14. Communication: includes printing, postal to National themes should be identified using the
modern media following list compiled by the Australian
Heritage Commission:
15. Utilities: e.g. water, sewerage, gas, electricity

16. I n d u s t r y 1. Tracing the evolution of a continent’s

special environments
17. Labour: includes work practices and
organised labour 2. Peopling the continent

18. Commerce: includes banking, retailing 3. Developing local, regional and national
19. Technology
4. Building settlements, towns and cities
20. Science
5. W o r k i n g
21. Government and administration: includes
maladministration 6. Educating

22. Law and order: includes protest 7. Governing

23. Defence: may include Aboriginal battle 8. Developing cultural institutions and ways
sites, war memorials of life

24. Housing 9. Marking the phases of life.



Heritage Office & Department of Urban Affairs
and Planning 1996, Regional Histories ,
HO/DUAP, Sydney. A companion document to
the NSW Heritage Manual.

Heritage Office & Department of Urban Affairs

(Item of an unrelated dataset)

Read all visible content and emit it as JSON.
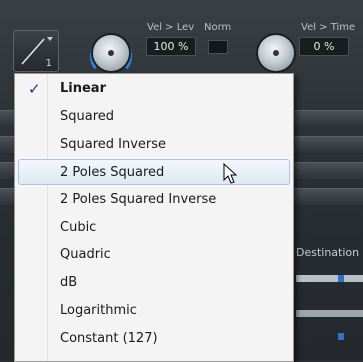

and Planning 1996, Heritage Studies , NSW
Heritage Manual, HO/DUAP, Sydney. Provides
information on the heritage study process and the
preparation of thematic histories.

Heritage Office & Department of Urban Affairs

and Planning 1996, Investigating Heritage , NSW
Heritage Manual, HO/DUAP, Sydney.

Yerranderie is a settlement area and mining landscape

outside Sydney which is of regional research and
educational potential, together with having historical
and aesthetic values. It was first developed in the 1870s
and at its peak early this century the popualtion reached
2000. Lead, gold and other minerals were produced.
Today, the site comprises several modes of settlement
marked by buildings, associated features such as an
historic cemetery, an extensive scarred landscape and
network of mines, some complete with machinery and
other features. The mine suffered setbacks during the
First World War and eventually closed during the
Depression in the 1930s. The main township itself also
declined and was abandoned after being isolated by
the flooding of Warragamba Dam in 1962.
State historical themes: mining, land tenure, labour,
Local historical themes: metal mining, expansion
and settlement, decline.
Photo: courtesy National Trust.